Collected data entries

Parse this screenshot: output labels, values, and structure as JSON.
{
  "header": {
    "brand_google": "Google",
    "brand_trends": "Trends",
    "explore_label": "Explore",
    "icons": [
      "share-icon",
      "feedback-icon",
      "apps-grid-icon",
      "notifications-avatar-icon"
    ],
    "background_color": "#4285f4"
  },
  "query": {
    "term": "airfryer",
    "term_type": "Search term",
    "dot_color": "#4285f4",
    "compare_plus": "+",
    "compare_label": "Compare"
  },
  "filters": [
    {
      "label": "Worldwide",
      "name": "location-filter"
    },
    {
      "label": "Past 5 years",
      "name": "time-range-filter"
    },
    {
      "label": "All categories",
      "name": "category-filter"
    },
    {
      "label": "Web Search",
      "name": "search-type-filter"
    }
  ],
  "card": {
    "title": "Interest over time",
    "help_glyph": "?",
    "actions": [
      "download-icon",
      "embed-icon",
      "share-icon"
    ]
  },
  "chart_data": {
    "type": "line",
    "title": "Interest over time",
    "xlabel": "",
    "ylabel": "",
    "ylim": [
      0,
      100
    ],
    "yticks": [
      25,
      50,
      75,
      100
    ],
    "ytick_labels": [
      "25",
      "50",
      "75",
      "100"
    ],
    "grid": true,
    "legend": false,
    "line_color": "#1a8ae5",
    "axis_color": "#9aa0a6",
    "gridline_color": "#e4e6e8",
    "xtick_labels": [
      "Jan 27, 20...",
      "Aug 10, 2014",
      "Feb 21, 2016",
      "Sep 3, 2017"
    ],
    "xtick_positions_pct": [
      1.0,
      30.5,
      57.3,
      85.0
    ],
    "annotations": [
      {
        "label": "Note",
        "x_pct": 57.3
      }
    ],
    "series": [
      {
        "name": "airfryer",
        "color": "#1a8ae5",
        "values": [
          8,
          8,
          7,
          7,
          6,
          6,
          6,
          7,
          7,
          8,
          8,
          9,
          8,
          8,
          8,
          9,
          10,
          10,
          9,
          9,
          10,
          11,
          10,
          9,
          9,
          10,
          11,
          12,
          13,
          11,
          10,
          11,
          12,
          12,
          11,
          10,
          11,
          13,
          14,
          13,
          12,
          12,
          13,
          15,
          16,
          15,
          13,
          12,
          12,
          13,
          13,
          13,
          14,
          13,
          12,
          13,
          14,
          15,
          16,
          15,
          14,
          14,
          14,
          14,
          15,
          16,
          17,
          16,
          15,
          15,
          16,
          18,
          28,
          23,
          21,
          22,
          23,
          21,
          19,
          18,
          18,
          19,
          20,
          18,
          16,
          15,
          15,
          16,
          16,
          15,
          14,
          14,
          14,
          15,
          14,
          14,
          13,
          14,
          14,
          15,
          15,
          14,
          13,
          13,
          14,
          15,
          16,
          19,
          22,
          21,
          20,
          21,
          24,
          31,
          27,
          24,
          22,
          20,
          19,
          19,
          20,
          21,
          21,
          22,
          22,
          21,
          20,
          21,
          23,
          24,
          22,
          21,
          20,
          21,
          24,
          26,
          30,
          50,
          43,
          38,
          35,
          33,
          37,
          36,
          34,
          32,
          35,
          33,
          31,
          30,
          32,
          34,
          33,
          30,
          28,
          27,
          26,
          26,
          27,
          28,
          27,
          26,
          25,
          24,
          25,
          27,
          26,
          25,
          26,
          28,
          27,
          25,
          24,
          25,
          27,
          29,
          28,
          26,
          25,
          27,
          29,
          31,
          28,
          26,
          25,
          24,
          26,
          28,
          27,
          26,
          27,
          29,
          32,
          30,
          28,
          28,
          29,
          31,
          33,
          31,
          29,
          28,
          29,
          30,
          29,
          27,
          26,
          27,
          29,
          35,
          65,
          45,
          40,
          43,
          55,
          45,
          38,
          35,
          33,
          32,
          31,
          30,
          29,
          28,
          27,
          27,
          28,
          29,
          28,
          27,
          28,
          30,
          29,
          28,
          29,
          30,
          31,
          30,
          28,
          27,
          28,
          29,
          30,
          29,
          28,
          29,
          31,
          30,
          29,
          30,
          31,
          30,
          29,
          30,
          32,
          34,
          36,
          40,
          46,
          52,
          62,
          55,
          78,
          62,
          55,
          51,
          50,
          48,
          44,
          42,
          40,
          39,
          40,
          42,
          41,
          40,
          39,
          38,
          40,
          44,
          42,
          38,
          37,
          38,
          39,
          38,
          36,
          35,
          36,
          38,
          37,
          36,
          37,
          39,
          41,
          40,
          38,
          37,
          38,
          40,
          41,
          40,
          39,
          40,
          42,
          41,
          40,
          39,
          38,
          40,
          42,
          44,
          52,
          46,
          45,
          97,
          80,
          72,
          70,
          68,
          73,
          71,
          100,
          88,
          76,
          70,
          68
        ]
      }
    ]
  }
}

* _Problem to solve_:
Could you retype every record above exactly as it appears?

* _Output for this exercise_:
Parse this screenshot: output labels, values, and structure as JSON.
{
  "header": {
    "brand_google": "Google",
    "brand_trends": "Trends",
    "explore_label": "Explore",
    "icons": [
      "share-icon",
      "feedback-icon",
      "apps-grid-icon",
      "notifications-avatar-icon"
    ],
    "background_color": "#4285f4"
  },
  "query": {
    "term": "airfryer",
    "term_type": "Search term",
    "dot_color": "#4285f4",
    "compare_plus": "+",
    "compare_label": "Compare"
  },
  "filters": [
    {
      "label": "Worldwide",
      "name": "location-filter"
    },
    {
      "label": "Past 5 years",
      "name": "time-range-filter"
    },
    {
      "label": "All categories",
      "name": "category-filter"
    },
    {
      "label": "Web Search",
      "name": "search-type-filter"
    }
  ],
  "card": {
    "title": "Interest over time",
    "help_glyph": "?",
    "actions": [
      "download-icon",
      "embed-icon",
      "share-icon"
    ]
  },
  "chart_data": {
    "type": "line",
    "title": "Interest over time",
    "xlabel": "",
    "ylabel": "",
    "ylim": [
      0,
      100
    ],
    "yticks": [
      25,
      50,
      75,
      100
    ],
    "ytick_labels": [
      "25",
      "50",
      "75",
      "100"
    ],
    "grid": true,
    "legend": false,
    "line_color": "#1a8ae5",
    "axis_color": "#9aa0a6",
    "gridline_color": "#e4e6e8",
    "xtick_labels": [
      "Jan 27, 20...",
      "Aug 10, 2014",
      "Feb 21, 2016",
      "Sep 3, 2017"
    ],
    "xtick_positions_pct": [
      1.0,
      30.5,
      57.3,
      85.0
    ],
    "annotations": [
      {
        "label": "Note",
        "x_pct": 57.3
      }
    ],
    "series": [
      {
        "name": "airfryer",
        "color": "#1a8ae5",
        "values": [
          8,
          8,
          7,
          7,
          6,
          6,
          6,
          7,
          7,
          8,
          8,
          9,
          8,
          8,
          8,
          9,
          10,
          10,
          9,
          9,
          10,
          11,
          10,
          9,
          9,
          10,
          11,
          12,
          13,
          11,
          10,
          11,
          12,
          12,
          11,
          10,
          11,
          13,
          14,
          13,
          12,
          12,
          13,
          15,
          16,
          15,
          13,
          12,
          12,
          13,
          13,
          13,
          14,
          13,
          12,
          13,
          14,
          15,
          16,
          15,
          14,
          14,
          14,
          14,
          15,
          16,
          17,
          16,
          15,
          15,
          16,
          18,
          28,
          23,
          21,
          22,
          23,
          21,
          19,
          18,
          18,
          19,
          20,
          18,
          16,
          15,
          15,
          16,
          16,
          15,
          14,
          14,
          14,
          15,
          14,
          14,
          13,
          14,
          14,
          15,
          15,
          14,
          13,
          13,
          14,
          15,
          16,
          19,
          22,
          21,
          20,
          21,
          24,
          31,
          27,
          24,
          22,
          20,
          19,
          19,
          20,
          21,
          21,
          22,
          22,
          21,
          20,
          21,
          23,
          24,
          22,
          21,
          20,
          21,
          24,
          26,
          30,
          50,
          43,
          38,
          35,
          33,
          37,
          36,
          34,
          32,
          35,
          33,
          31,
          30,
          32,
          34,
          33,
          30,
          28,
          27,
          26,
          26,
          27,
          28,
          27,
          26,
          25,
          24,
          25,
          27,
          26,
          25,
          26,
          28,
          27,
          25,
          24,
          25,
          27,
          29,
          28,
          26,
          25,
          27,
          29,
          31,
          28,
          26,
          25,
          24,
          26,
          28,
          27,
          26,
          27,
          29,
          32,
          30,
          28,
          28,
          29,
          31,
          33,
          31,
          29,
          28,
          29,
          30,
          29,
          27,
          26,
          27,
          29,
          35,
          65,
          45,
          40,
          43,
          55,
          45,
          38,
          35,
          33,
          32,
          31,
          30,
          29,
          28,
          27,
          27,
          28,
          29,
          28,
          27,
          28,
          30,
          29,
          28,
          29,
          30,
          31,
          30,
          28,
          27,
          28,
          29,
          30,
          29,
          28,
          29,
          31,
          30,
          29,
          30,
          31,
          30,
          29,
          30,
          32,
          34,
          36,
          40,
          46,
          52,
          62,
          55,
          78,
          62,
          55,
          51,
          50,
          48,
          44,
          42,
          40,
          39,
          40,
          42,
          41,
          40,
          39,
          38,
          40,
          44,
          42,
          38,
          37,
          38,
          39,
          38,
          36,
          35,
          36,
          38,
          37,
          36,
          37,
          39,
          41,
          40,
          38,
          37,
          38,
          40,
          41,
          40,
          39,
          40,
          42,
          41,
          40,
          39,
          38,
          40,
          42,
          44,
          52,
          46,
          45,
          97,
          80,
          72,
          70,
          68,
          73,
          71,
          100,
          88,
          76,
          70,
          68
        ]
      }
    ]
  }
}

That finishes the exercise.